I'd like to encourage more people to submit to the Open Call. I'm not swamped with submissions yet!
A major aim of the Open Call is to find new authors for the line, so I positively want to see submissions from the previously unpublished. Remember, the worst that can happen is that I don't use your submission. With the extended deadline, you still have a month, which should be long enough to design a magus. You might want to get your Release Forms off to Atlas pretty soon, though.
Remember, you can't get published if you don't submit.
Enough for all the spells and items to be invented. I'd be a little surprised if there weren't at least two, but more surprised if someone got up to ten. (Not that a magus with ten iterations would necessarily be a bad thing.)
It would be interesting to contribute to this work.
I have about 30 spell ideas and 20 of them is ready.
If I will have the zest I will make a magus, too but his story must be very detailed at least 6-7 pages.
Are "new" magical animals (only new to ArM) allowed to this project? I'm thinking on a spell creating such an animal.
It shouldn't really be that long; the emphasis should be more on the spells. Interesting spells are likely to need about a couple of hundred words to describe, so twenty would have you at 4,000 words already.
If it's only new to ArM, we probably can't take it, because it probably violates someone else's intellectual property. New creatures are a bit borderline in general, but if the concept were good enough I would allow it.
The descriptions aren't longer than the spells in the rulebook. There are some which gives only ideas using the present spells unusual ways. Others are on the borderline they could be allowed or not. The rest is about this or that effect can be reached otherwise. But none of them need very much description. The 20 spells take about 1000 words.
Maybe we think different about "interesting". In my eyes a spell must be useful to be interesting. At least for me. There are a lot of interesting spells in the rulebook not worth learning it.
E.g. Flames of Sculpted Ice or Visions of the Infernal Terrors.
It is part of folk tales so there are no copyright issues.
I am sure you never used Hungarian traditions, beings or anything.
I wrote up spells for three magi back last year and then polished the best one (in terms of novelty and usefulness of the the spells) up with actual stats and such. I then let my eight pages of notes languish in the basement until last weekend.
I'll get my submission ready for you, hopefully this weekend.
It mustn't be obvious. Trivial applications of the guidelines are not worth publishing, because it's easy to come up with those for yourself. This means that publishable spells, outside the main rules, tend to have longer descriptions than the ones in the main rules.
Folktales are good. Folk tales written down before 1350 are best. No copyright problems, though, as long as they really are folktales.
I'm not, but we certainly haven't used much. There's a definite Western European bias in the line so far, so something to help correct that would be good.
There's some Hungarian material in the Tremere section of HoH:TL, although where there are varying terminologies I've tended to use the Polish ones, just because they don't need characters that are difficult to type on a Western keyboard.
I'm finding this really hard actually.

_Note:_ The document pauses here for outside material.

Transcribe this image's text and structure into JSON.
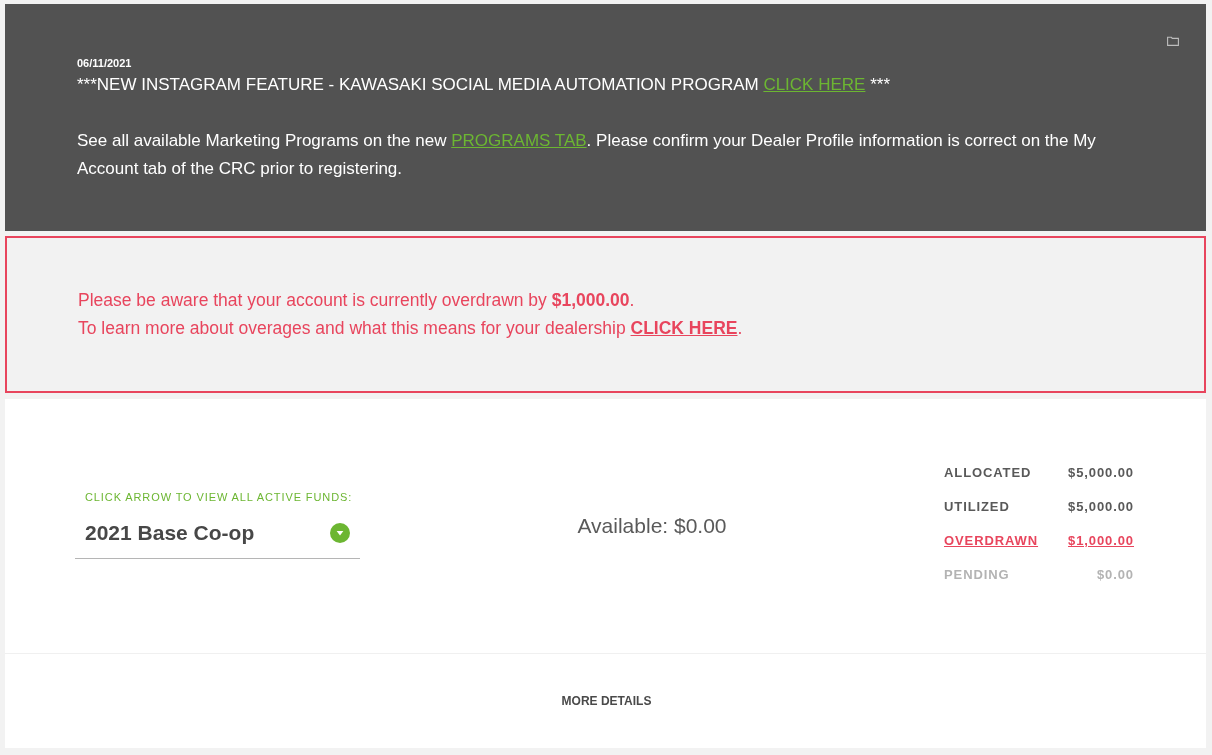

Harder than I first thought. I guess I naturally tend to think along story lines rather than along "effect" lines; who is the magus what's his story, how can other sagas use him?
However, I do have a bunch of themed spells and so on. I'm a little worried that some are too close to simply using the core rules rather than pushing bounds. But, press on. If I'm lucky I might just scrape 5000 words in time. I'll send the form tomorrow anyway...
Creative interpretations of the RAW, please. However, they can be the RAW from any published book, particularly if they only apply to one or two spells. It is a design goal for this book that it contain no new rules, just lots of useful and inspiring spells and items.
I just realized your answer.
I didn't find anything from Hungarian tradition. Missed something?
Wiki says it is a gypsy tradition and also says "By the 14th century, the Roma had reached the Balkans; by 1424, Germany;"
This is the same I read in Hungarian history books before. They states gypsies came to Hungary and to its part, Transylvania, with the Turkish forces. The Turkish army reached first Hungary in the end of the 14th century.
So around 1222 these dhampirs may appear only in Asia Minor and eastern territories where gypsies lived.
Zmey, Wili, Samovily:
These are from Slav tradition and not Hungarian.
Ok, no problem. Who wanna play in the Tremere tribunal at all?
I'd be keen to submit to the Open Call but sadly I don't have the time at the moment and the current Open Call doesn't interest me much.
It seems like a lot of unnecessary work to create a magus (but without much of a history - only a paragraph) and iterate the stats every 15 years just to showcase spells and magic items within the 5000 to 7500 word limit.
I'm not sure what the magus stats add since it's such a small part of the submission - is it to try and create stock "basic" NPCs at various points during their career similar to the charts/tables in that 3rd edition game's "storyguide" rulebook?
Why not just ask for spell submissions?
Perhaps an example would be helpful to encourage more submissions?